Research output: Contribution to journal › Journal article
|<mark>Journal publication date</mark>||11/2012|
|<mark>Journal</mark>||Vadose Zone Journal|
|Number of pages||12|

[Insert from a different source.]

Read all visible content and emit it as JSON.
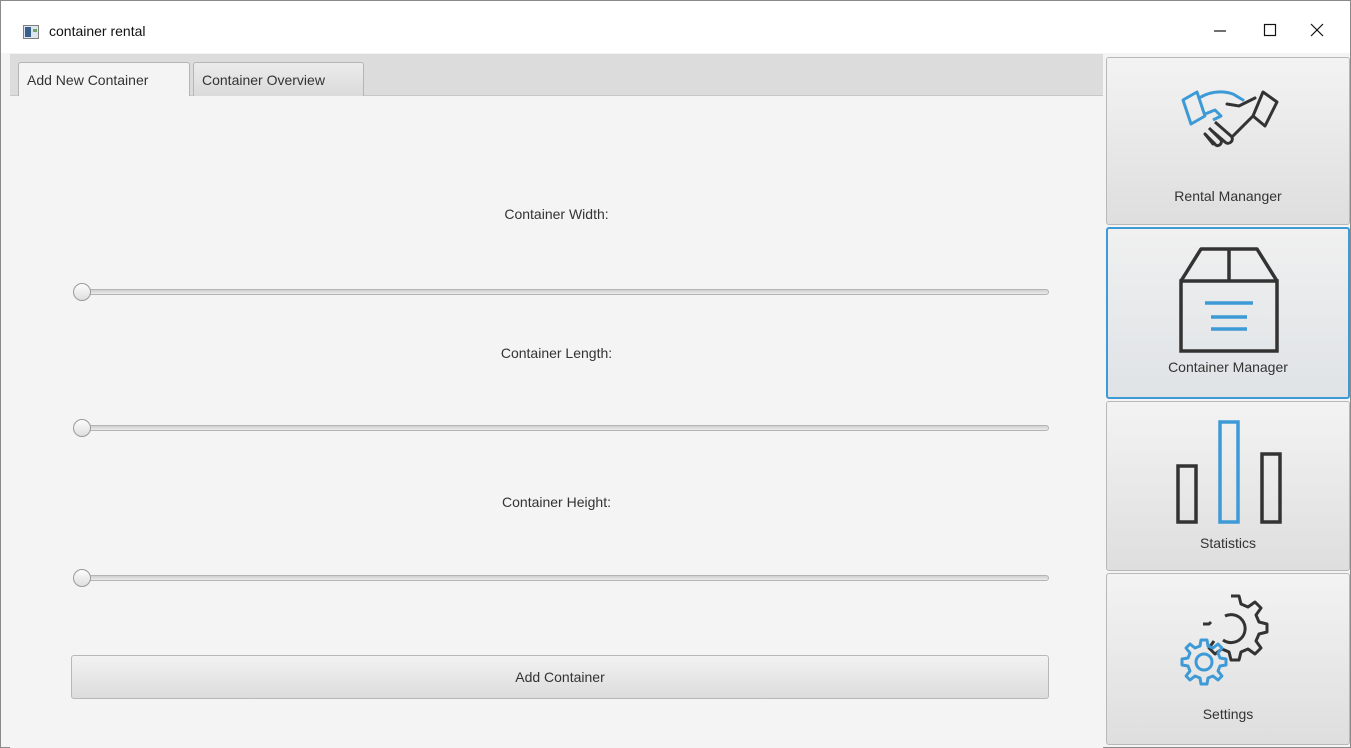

Cross-hole ground-penetrating radar (GPR) zero-offset profiling (ZOP) is a well-established technique for the measurement of the one-dimensional (1-D) vertical distribution of soil dielectric permittivity and has often been used in time-lapse mode for the monitoring of natural or man-made infiltration and soil moisture redistribution processes in the vadose zone. However, in spite of its widespread use, the quantitative interpretation of ZOPs in terms of dielectric permittivity profiles is known to be fraught with difficulties. Often a simplified approach is adopted that translates directly ZOP travel times into electromagnetic (EM) velocities and these, in turn, into dielectric permittivities and soil volumetric moisture content. This approach is known to lead to over-smoothed moisture content profiles, which are a consequence of the ZOP measurement scale, controlled by critical refractions along fast layers and averaging effects within the first Fresnel zone. Such smooth profiles are not necessarily compatible with the true soil moisture content that should be reproduced by water flow models. In this paper we present a stochastic inversion approach that aims at solving these issues. The approach is based on a forward stochastic simulation that generates the expected travel times by means of a two-dimensional (2-D) full waveform modeling, thus reproducing all physical processes that contribute to profile smoothing. We first assess the robustness of this approach on synthetic data, where the true dielectric permittivity profile is known. Then we apply the technique to two different case studies, where the results of the proposed technique show supporting evidence from independent information on the sites' stratigraphy. The proposed approach proves to be capable of reconstructing sharp dielectric profiles, in addition to assigning relevant uncertainty bounds derived from the expected errors in travel time picking. These results may prove very useful in a correct assessment of the hydrological implications of the measured dielectric permittivity, and thus moisture content, profile.